• WORK TASK: Your answer needs to include each line of the records in which the string "Atualização" can be found.

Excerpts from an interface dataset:
#####

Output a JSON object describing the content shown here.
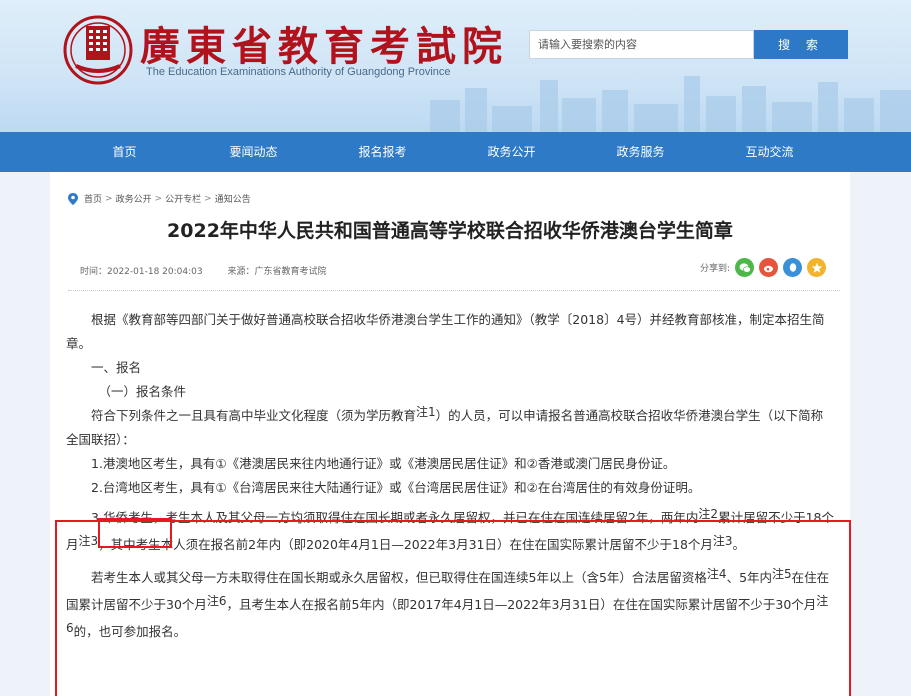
{
  "header": {
    "title": "廣東省教育考試院",
    "subtitle": "The Education Examinations Authority of Guangdong Province",
    "search_placeholder": "请输入要搜索的内容",
    "search_button": "搜 索"
  },
  "nav": {
    "items": [
      "首页",
      "要闻动态",
      "报名报考",
      "政务公开",
      "政务服务",
      "互动交流"
    ]
  },
  "breadcrumb": [
    "首页",
    "政务公开",
    "公开专栏",
    "通知公告"
  ],
  "article": {
    "title": "2022年中华人民共和国普通高等学校联合招收华侨港澳台学生简章",
    "time": "时间：2022-01-18 20:04:03",
    "source": "来源：广东省教育考试院",
    "share_label": "分享到:"
  },
  "body": {
    "p1": "根据《教育部等四部门关于做好普通高校联合招收华侨港澳台学生工作的通知》（教学〔2018〕4号）并经教育部核准，制定本招生简章。",
    "h1": "一、报名",
    "h2": "（一）报名条件",
    "p2_a": "符合下列条件之一且具有高中毕业文化程度（须为学历教育",
    "p2_note": "注1",
    "p2_b": "）的人员，可以申请报名普通高校联合招收华侨港澳台学生（以下简称全国联招）：",
    "item1": "1.港澳地区考生，具有①《港澳居民来往内地通行证》或《港澳居民居住证》和②香港或澳门居民身份证。",
    "item2": "2.台湾地区考生，具有①《台湾居民来往大陆通行证》或《台湾居民居住证》和②在台湾居住的有效身份证明。",
    "item3_num": "3.",
    "item3_label": "华侨考生，",
    "item3_a": "考生本人及其父母一方均须取得住在国长期或者永久居留权，并已在住在国连续居留2年，两年内",
    "item3_note2": "注2",
    "item3_b": "累计居留不少于18个月",
    "item3_note3": "注3",
    "item3_c": "，其中考生本人须在报名前2年内（即2020年4月1日—2022年3月31日）在住在国实际累计居留不少于18个月",
    "item3_note3b": "注3",
    "item3_d": "。",
    "p4_a": "若考生本人或其父母一方未取得住在国长期或永久居留权，但已取得住在国连续5年以上（含5年）合法居留资格",
    "p4_note4": "注4",
    "p4_b": "、5年内",
    "p4_note5": "注5",
    "p4_c": "在住在国累计居留不少于30个月",
    "p4_note6": "注6",
    "p4_d": "，且考生本人在报名前5年内（即2017年4月1日—2022年3月31日）在住在国实际累计居留不少于30个月",
    "p4_note6b": "注6",
    "p4_e": "的，也可参加报名。"
  },
  "colors": {
    "brand_red": "#b0131b",
    "nav_blue": "#2f7ac7",
    "highlight_red": "#e5191f"
  }
}
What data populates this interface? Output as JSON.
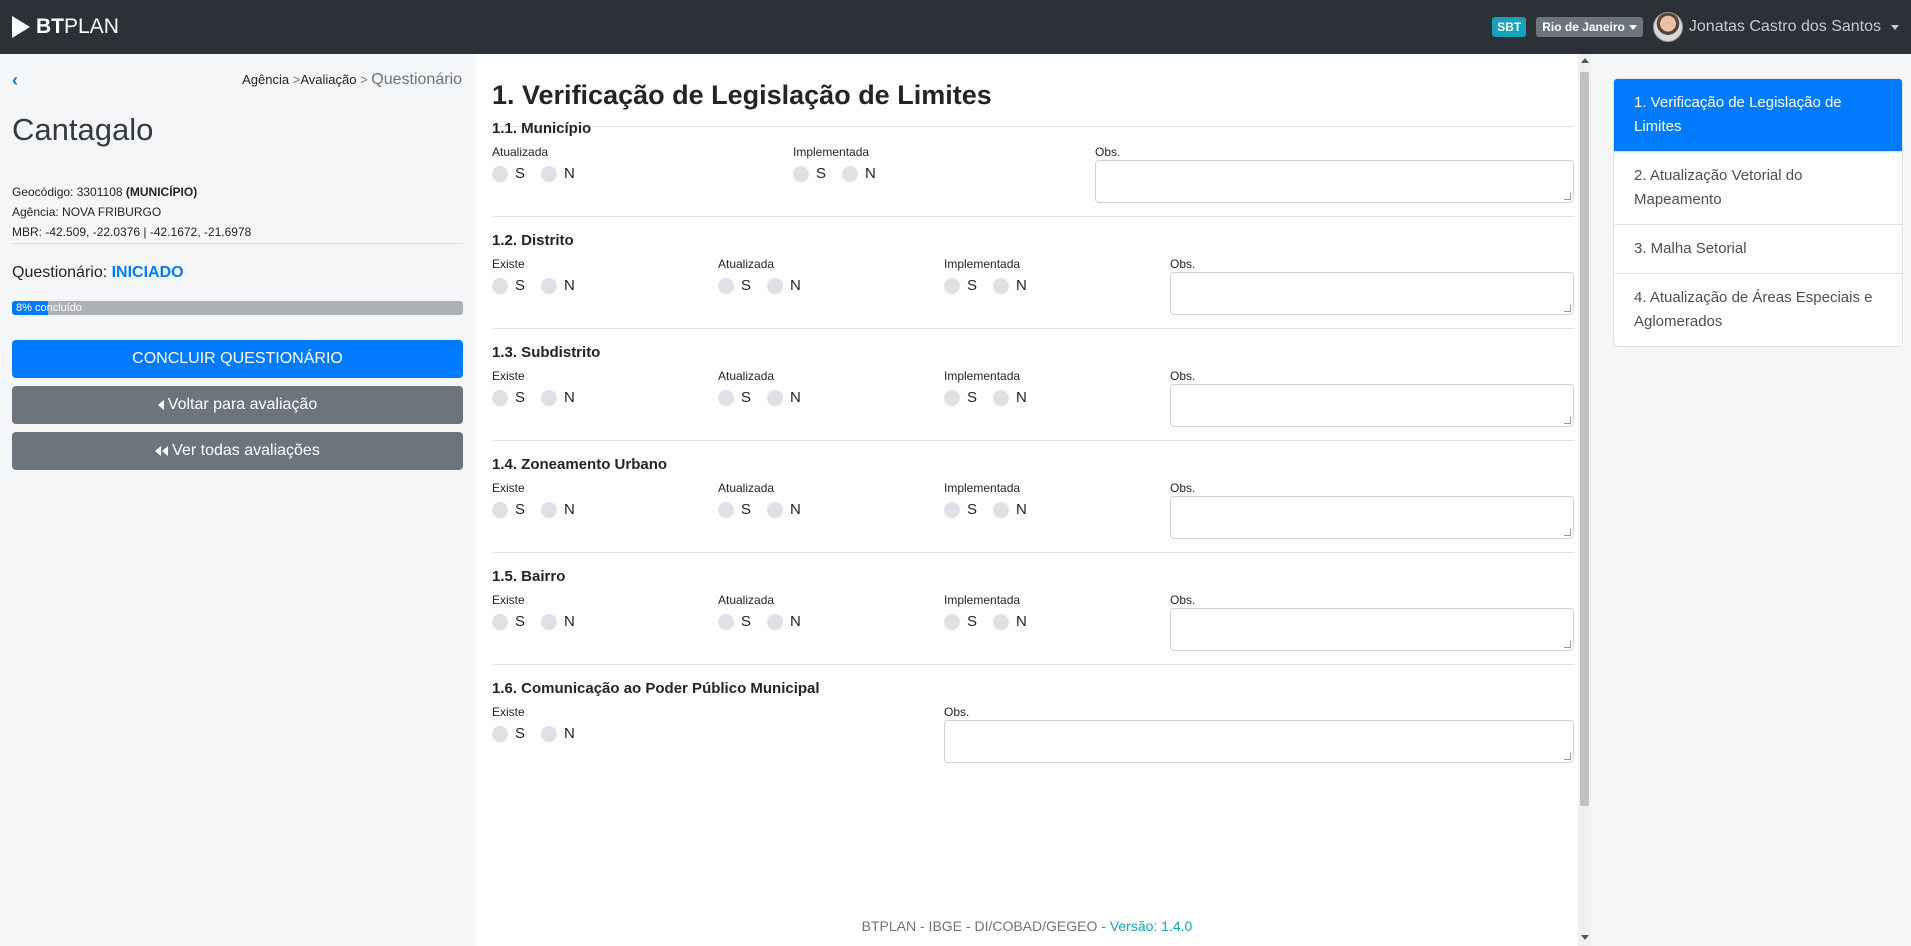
{
  "navbar": {
    "brand_bold": "BT",
    "brand_rest": "PLAN",
    "badge": "SBT",
    "region": "Rio de Janeiro",
    "user_name": "Jonatas Castro dos Santos"
  },
  "left": {
    "breadcrumb": {
      "item1": "Agência",
      "sep1": " >",
      "item2": "Avaliação",
      "sep2": " > ",
      "current": "Questionário"
    },
    "city": "Cantagalo",
    "geocodigo_label": "Geocódigo: 3301108 ",
    "geocodigo_type": "(MUNICÍPIO)",
    "agencia": "Agência: NOVA FRIBURGO",
    "mbr": "MBR: -42.509, -22.0376 | -42.1672, -21.6978",
    "status_label": "Questionário: ",
    "status_value": "INICIADO",
    "progress": {
      "percent": 8,
      "label": "8% concluído"
    },
    "btn_concluir": "CONCLUIR QUESTIONÁRIO",
    "btn_voltar": "Voltar para avaliação",
    "btn_ver_todas": "Ver todas avaliações"
  },
  "form": {
    "title": "1. Verificação de Legislação de Limites",
    "options": {
      "yes": "S",
      "no": "N"
    },
    "obs_label": "Obs.",
    "sections": [
      {
        "title": "1.1. Município",
        "fields": [
          "Atualizada",
          "Implementada"
        ]
      },
      {
        "title": "1.2. Distrito",
        "fields": [
          "Existe",
          "Atualizada",
          "Implementada"
        ]
      },
      {
        "title": "1.3. Subdistrito",
        "fields": [
          "Existe",
          "Atualizada",
          "Implementada"
        ]
      },
      {
        "title": "1.4. Zoneamento Urbano",
        "fields": [
          "Existe",
          "Atualizada",
          "Implementada"
        ]
      },
      {
        "title": "1.5. Bairro",
        "fields": [
          "Existe",
          "Atualizada",
          "Implementada"
        ]
      },
      {
        "title": "1.6. Comunicação ao Poder Público Municipal",
        "fields": [
          "Existe"
        ]
      }
    ]
  },
  "footer": {
    "text": "BTPLAN - IBGE - DI/COBAD/GEGEO - ",
    "version": "Versão: 1.4.0"
  },
  "sidebar": {
    "items": [
      {
        "label": "1. Verificação de Legislação de Limites",
        "active": true
      },
      {
        "label": "2. Atualização Vetorial do Mapeamento",
        "active": false
      },
      {
        "label": "3. Malha Setorial",
        "active": false
      },
      {
        "label": "4. Atualização de Áreas Especiais e Aglomerados",
        "active": false
      }
    ]
  }
}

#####

• ANSWER SECTION:
        "label": "2. Atualização Vetorial do Mapeamento",
        "label": "4. Atualização de Áreas Especiais e Aglomerados",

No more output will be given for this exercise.